It is “one of the most moving pieces of dance music ever written. It begins with a simple slow beat before bursting into life with percussion and strings. Shara Nelson’s vocals define the track, with a wonderfully rich and emotive voice that sounds like it would be more commonly found on a soul track coming out of Detroit rather than a dance track from Bristol.” XFM Lyrically the song “finds Nelson longing for her companion, but wary because she has been hurt before.” SF

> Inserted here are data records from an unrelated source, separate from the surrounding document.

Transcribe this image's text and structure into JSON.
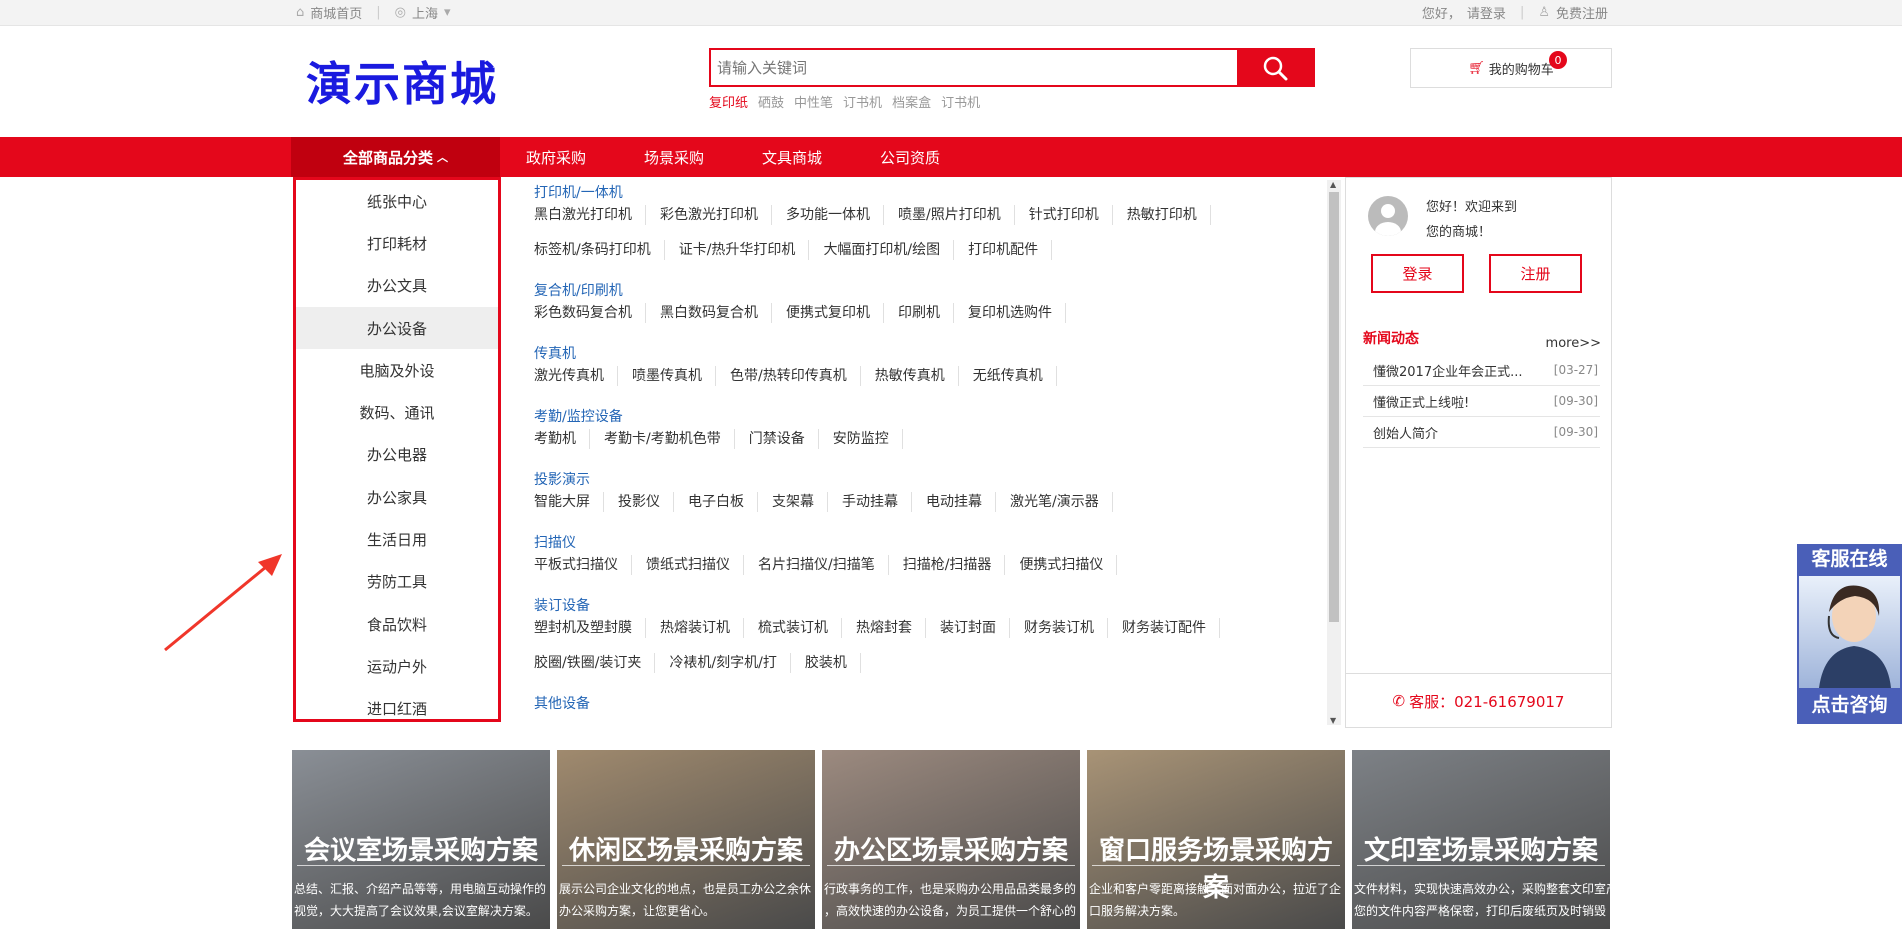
{
  "topbar": {
    "home": "商城首页",
    "city": "上海",
    "greeting": "您好，",
    "login": "请登录",
    "register": "免费注册"
  },
  "header": {
    "logo": "演示商城",
    "search_placeholder": "请输入关键词",
    "hot_words": [
      "复印纸",
      "硒鼓",
      "中性笔",
      "订书机",
      "档案盒",
      "订书机"
    ],
    "cart_label": "我的购物车",
    "cart_count": "0"
  },
  "nav": {
    "all_categories": "全部商品分类",
    "links": [
      "政府采购",
      "场景采购",
      "文具商城",
      "公司资质"
    ]
  },
  "categories": [
    "纸张中心",
    "打印耗材",
    "办公文具",
    "办公设备",
    "电脑及外设",
    "数码、通讯",
    "办公电器",
    "办公家具",
    "生活日用",
    "劳防工具",
    "食品饮料",
    "运动户外",
    "进口红酒"
  ],
  "subcategories": [
    {
      "title": "打印机/一体机",
      "rows": [
        [
          "黑白激光打印机",
          "彩色激光打印机",
          "多功能一体机",
          "喷墨/照片打印机",
          "针式打印机",
          "热敏打印机"
        ],
        [
          "标签机/条码打印机",
          "证卡/热升华打印机",
          "大幅面打印机/绘图",
          "打印机配件"
        ]
      ]
    },
    {
      "title": "复合机/印刷机",
      "rows": [
        [
          "彩色数码复合机",
          "黑白数码复合机",
          "便携式复印机",
          "印刷机",
          "复印机选购件"
        ]
      ]
    },
    {
      "title": "传真机",
      "rows": [
        [
          "激光传真机",
          "喷墨传真机",
          "色带/热转印传真机",
          "热敏传真机",
          "无纸传真机"
        ]
      ]
    },
    {
      "title": "考勤/监控设备",
      "rows": [
        [
          "考勤机",
          "考勤卡/考勤机色带",
          "门禁设备",
          "安防监控"
        ]
      ]
    },
    {
      "title": "投影演示",
      "rows": [
        [
          "智能大屏",
          "投影仪",
          "电子白板",
          "支架幕",
          "手动挂幕",
          "电动挂幕",
          "激光笔/演示器"
        ]
      ]
    },
    {
      "title": "扫描仪",
      "rows": [
        [
          "平板式扫描仪",
          "馈纸式扫描仪",
          "名片扫描仪/扫描笔",
          "扫描枪/扫描器",
          "便携式扫描仪"
        ]
      ]
    },
    {
      "title": "装订设备",
      "rows": [
        [
          "塑封机及塑封膜",
          "热熔装订机",
          "梳式装订机",
          "热熔封套",
          "装订封面",
          "财务装订机",
          "财务装订配件"
        ],
        [
          "胶圈/铁圈/装订夹",
          "冷裱机/刻字机/打",
          "胶装机"
        ]
      ]
    },
    {
      "title": "其他设备",
      "rows": []
    }
  ],
  "user": {
    "welcome_line1": "您好！欢迎来到",
    "welcome_line2": "您的商城！",
    "login_btn": "登录",
    "register_btn": "注册",
    "news_title": "新闻动态",
    "more": "more>>",
    "news": [
      {
        "title": "懂微2017企业年会正式...",
        "date": "[03-27]"
      },
      {
        "title": "懂微正式上线啦!",
        "date": "[09-30]"
      },
      {
        "title": "创始人简介",
        "date": "[09-30]"
      }
    ],
    "hotline": "客服：021-61679017"
  },
  "service": {
    "top": "客服在线",
    "bottom": "点击咨询"
  },
  "scenes": [
    {
      "title": "会议室场景采购方案",
      "desc1": "总结、汇报、介绍产品等等，用电脑互动操作的",
      "desc2": "视觉，大大提高了会议效果,会议室解决方案。",
      "color": "#8a8f96"
    },
    {
      "title": "休闲区场景采购方案",
      "desc1": "展示公司企业文化的地点，也是员工办公之余休",
      "desc2": "办公采购方案，让您更省心。",
      "color": "#a08a6e"
    },
    {
      "title": "办公区场景采购方案",
      "desc1": "行政事务的工作，也是采购办公用品品类最多的",
      "desc2": "，高效快速的办公设备，为员工提供一个舒心的",
      "color": "#9c8a7f"
    },
    {
      "title": "窗口服务场景采购方案",
      "desc1": "企业和客户零距离接触，面对面办公，拉近了企",
      "desc2": "口服务解决方案。",
      "color": "#a89376"
    },
    {
      "title": "文印室场景采购方案",
      "desc1": "文件材料，实现快速高效办公，采购整套文印室产",
      "desc2": "您的文件内容严格保密，打印后废纸页及时销毁",
      "color": "#7d8186"
    }
  ]
}
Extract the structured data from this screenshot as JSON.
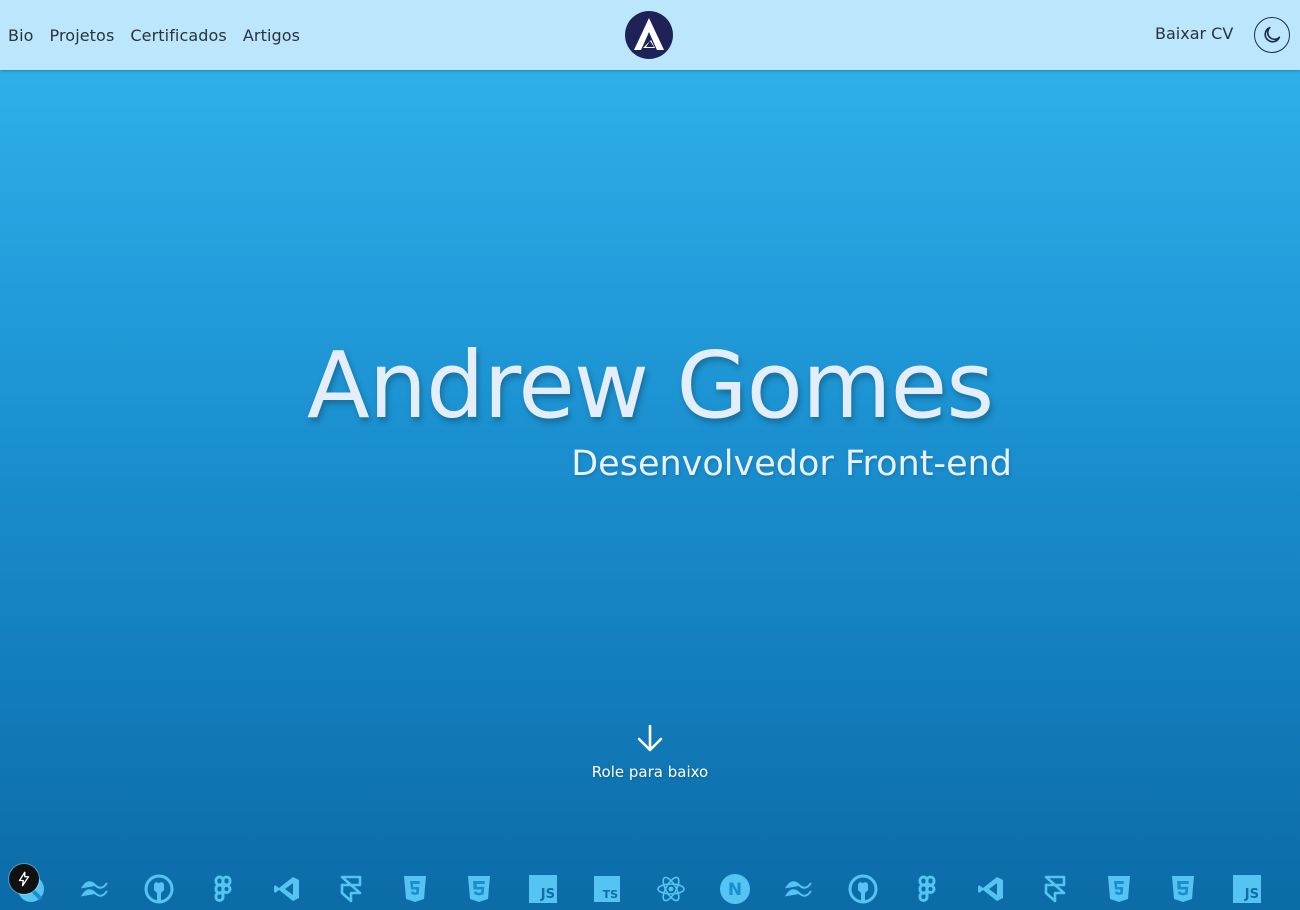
{
  "nav": {
    "links": [
      "Bio",
      "Projetos",
      "Certificados",
      "Artigos"
    ],
    "cv_label": "Baixar CV",
    "logo_icon": "brand-a-logo-icon",
    "theme_icon": "moon-icon"
  },
  "hero": {
    "title": "Andrew Gomes",
    "subtitle": "Desenvolvedor Front-end",
    "scroll_label": "Role para baixo",
    "scroll_icon": "arrow-down-icon"
  },
  "tech_icons": [
    "jest-icon",
    "tailwind-icon",
    "github-icon",
    "figma-icon",
    "vscode-icon",
    "framer-icon",
    "html5-icon",
    "css3-icon",
    "javascript-icon",
    "typescript-icon",
    "react-icon",
    "nextjs-icon",
    "tailwind-icon",
    "github-icon",
    "figma-icon",
    "vscode-icon",
    "framer-icon",
    "html5-icon",
    "css3-icon",
    "javascript-icon"
  ],
  "badges": {
    "js": "JS",
    "ts": "TS",
    "next": "N"
  },
  "colors": {
    "header_bg": "#bbe6fb",
    "hero_top": "#2eb0ea",
    "hero_bottom": "#0b6ba7",
    "logo": "#1f2257",
    "icon": "#55c4f3"
  }
}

The use of a string section and other orchestral elements was considered innovative in the electronic dance genre. SF It was originally played on synthesizers, but band member DJ Mushroom said it “sounded too tacky, so we thought we may as well use real strings. The orchestra definitely changed the feeling of the song, making it heavier and deeper with more feeling.” WK

The video, directed by Baillie Walsh, was one of the first to use a continuous shot following singer Shara Nelson as she walked through a Los Angeles neighborhood oblivious to her surroundings. WK It has been copied many times since, perhaps most notably by The Verve with “Bittersweet Symphony.” XFM


Resources:

  • SF Songfacts
  • WK Wikipedia
  • XFM Mike Walsh (editor) (2010). The XFM Top 1000 Songs of All Time. Elliott & Thompson Limited: London, England. Page 266.


Related Links:


First posted 10/26/2021.